Many people find it difficult to believe in things they can’t see. It’s equally difficult to believe in things you can’t prove. Human beings like to have concrete evidence. We like to see results now. not off in the distant future. We seek instant gratification; and we’re not very good at waiting for long term goals, especially when those goals are intangible.

But the consistent message of the New Testament, and of the Apostle Paul, is that it is only by remaining strong in our faith and holding on to our beliefs that God’s promises will come true. So Paul calls us to live by faith, not by sight.


Paul’s third point is one that causes problems for many. It’s what Paul says we are to do while waiting for God’s promises to be fulfilled?

His answer seems simple enough, we’re to ‘please God’. By that he means, we’re to lead lives that lift us above the norm. We are to love one another as God loves us, but also resist the temptations and evils of the world; and that’s not always easy to do.
The story is told of woman who was tail-gating the driver in front of her on a busy city street. Suddenly the traffic light ahead turned yellow. The driver in front, did what any good driver is expected to do, he brought his car to a stop. But the woman behind him was in a hurry so this infuriated her and she began angrily honking her horn and screaming at him out the window, that he’d made her loose her chance to get through the light.

As she was in mid-rant, a police officer with a very stern look on his face approached her car and ordered to get out with her hands up. The officer then proceeded to take her to the police station where she was searched, finger printed, photographed, and placed in a holding cell.

After a couple of hours, an officer came to her cell; opened the door and escorted her back to the booking desk where the arresting officer was waiting with her personal belongings.

"Madam”, he said, “I'm very sorry for this mistake, but, you see, I pulled up behind your car while you were blowing your horn, venting your anger at the guy in front of you, and cussing a blue streak at him.

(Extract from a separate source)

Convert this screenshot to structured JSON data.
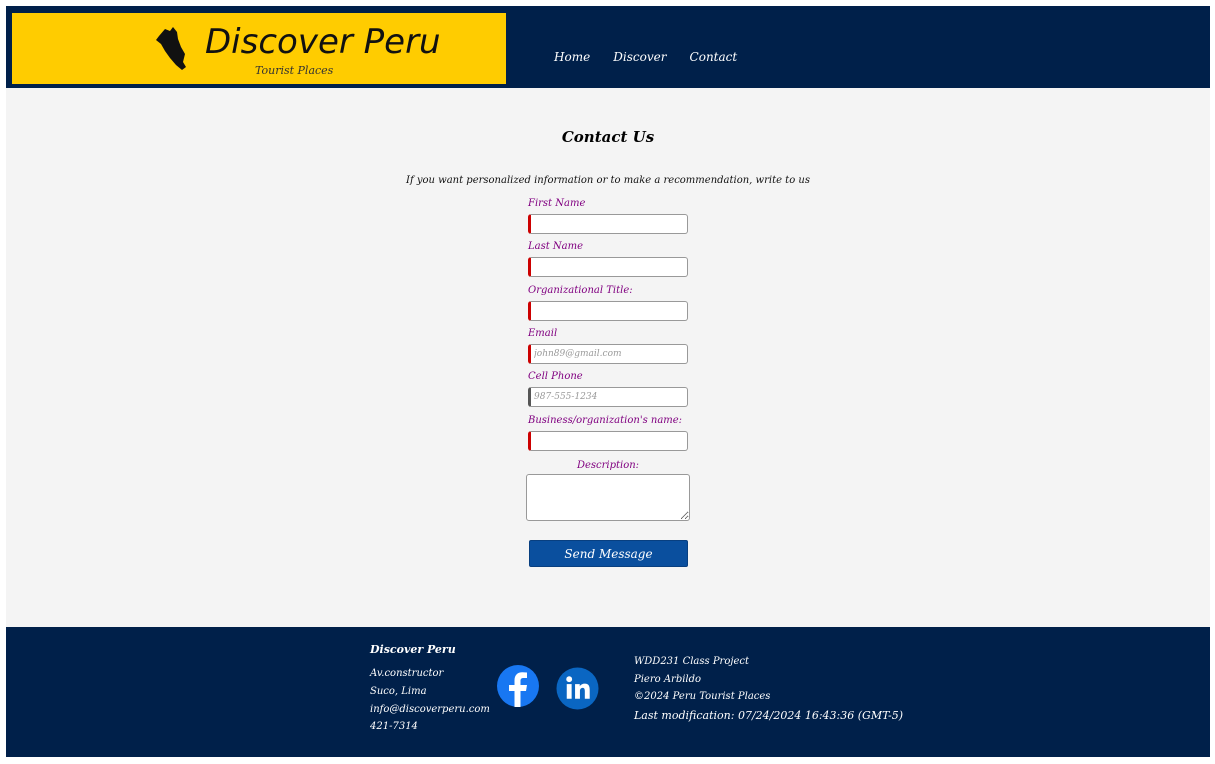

I also noticed the 'What Would Jesus Do' bumper sticker, and the chrome-plated Christian fish emblem on the trunk, and so quite naturally... I assumed you’d stolen the car!"

Have you ever noticed how your behaviour changes when you are wearing an obviously Christian symbol?

In Luke’s Gospel Jesus tells His disciples that;- “From everyone who has been given much, much will be demanded;” (Luke 12:48) In other words, much more will be expected of those of us who have had the benefit of hearing the Gospel, than of those who haven’t.

Author Patrick Morley, in his book entitled ‘I Surrender’ - says that the Christian Church has an integrity problem because so many of us can add Christ to our lives, - but we can’t subtract sin. He calls this a ‘change in belief without a change in behaviour;” or - “revival with reformation but without repentance.’
For those who are having difficulty with his advice, Paul adds a rather strong motivator, saying: “For we must all appear before the judgment seat of Christ, so each of us may receive what is due us for the things done while in the body, whether good or bad.” (II Cor. 5:10)

I listen to satellite radio in my car. Some of the stations have commercials. One commercial really annoys me. It’s an advertisement for a company that say it can help people get out of debt. The message in the commercial is this: “Credit card debt is not your fault, it’s the credit card companies who are at fault.” Now I don’t know how you respond to a message like this, but my response is – “You’re wrong, it‘s not the company that’s at fault, it’s the consumer who ran up the debt who’s the guilty one! No one forces you to spend money!

As Christians, we need to accept responsibility for our behaviour. We can’t simply blame others. And the Gospel proclaims that message loud and clear. We are responsible for our own behaviour.

But friends, we need always remember; we don’t earn our way into heaven. Heaven isn’t the reward for a good life, it’s the consequence of it.